Start of DATA RECORDS

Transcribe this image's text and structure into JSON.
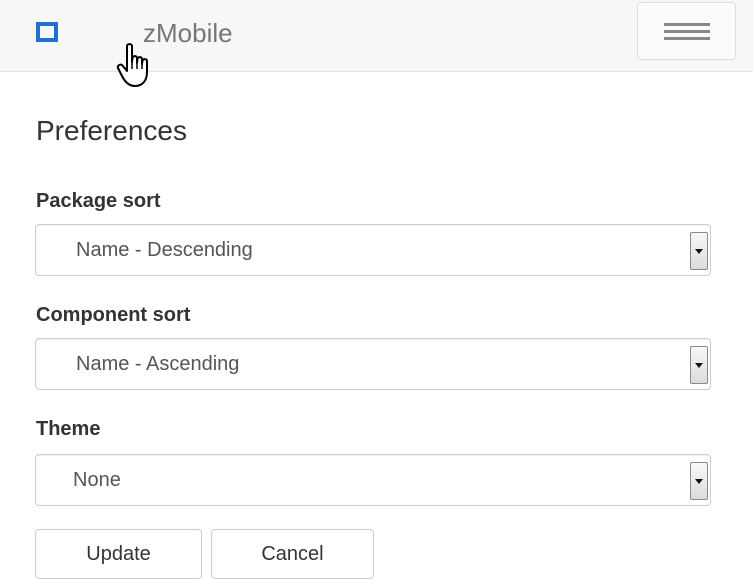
{
  "navbar": {
    "brand": "zMobile",
    "brand_color": "#1e6fd9",
    "logo_icon": "square-logo-icon",
    "menu_icon": "hamburger-menu-icon",
    "cursor_icon": "hand-pointer-cursor-icon"
  },
  "page": {
    "title": "Preferences"
  },
  "form": {
    "package_sort": {
      "label": "Package sort",
      "value": "Name - Descending"
    },
    "component_sort": {
      "label": "Component sort",
      "value": "Name - Ascending"
    },
    "theme": {
      "label": "Theme",
      "value": "None"
    },
    "update_label": "Update",
    "cancel_label": "Cancel"
  }
}
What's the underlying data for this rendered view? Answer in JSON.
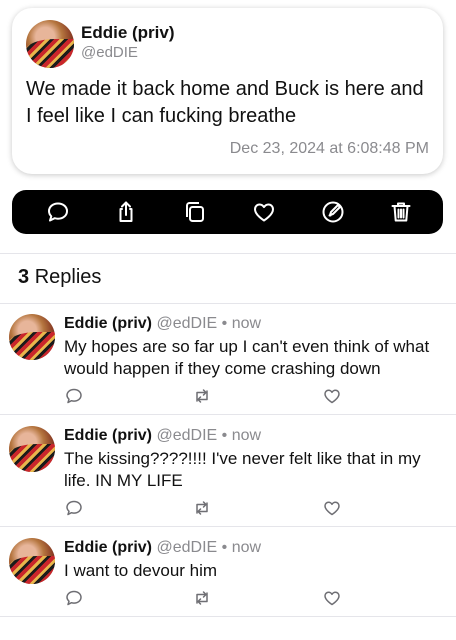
{
  "post": {
    "author_name": "Eddie (priv)",
    "author_handle": "@edDIE",
    "text": "We made it back home and Buck is here and I feel like I can fucking breathe",
    "timestamp": "Dec 23, 2024 at 6:08:48 PM"
  },
  "actionbar": {
    "icons": [
      "comment-icon",
      "share-icon",
      "copy-icon",
      "like-icon",
      "edit-icon",
      "trash-icon"
    ]
  },
  "replies_header": {
    "count": "3",
    "label": "Replies"
  },
  "replies": [
    {
      "author_name": "Eddie (priv)",
      "author_handle": "@edDIE",
      "separator": "•",
      "time": "now",
      "text": "My hopes are so far up I can't even think of what would happen if they come crashing down"
    },
    {
      "author_name": "Eddie (priv)",
      "author_handle": "@edDIE",
      "separator": "•",
      "time": "now",
      "text": "The kissing????!!!! I've never felt like that in my life. IN MY LIFE"
    },
    {
      "author_name": "Eddie (priv)",
      "author_handle": "@edDIE",
      "separator": "•",
      "time": "now",
      "text": "I want to devour him"
    }
  ],
  "colors": {
    "accent_dark": "#000000",
    "secondary_text": "#8a8a8e",
    "icon_gray": "#6e6e73"
  }
}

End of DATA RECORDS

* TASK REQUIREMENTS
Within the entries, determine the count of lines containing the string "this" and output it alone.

* YOUR SOLUTION
2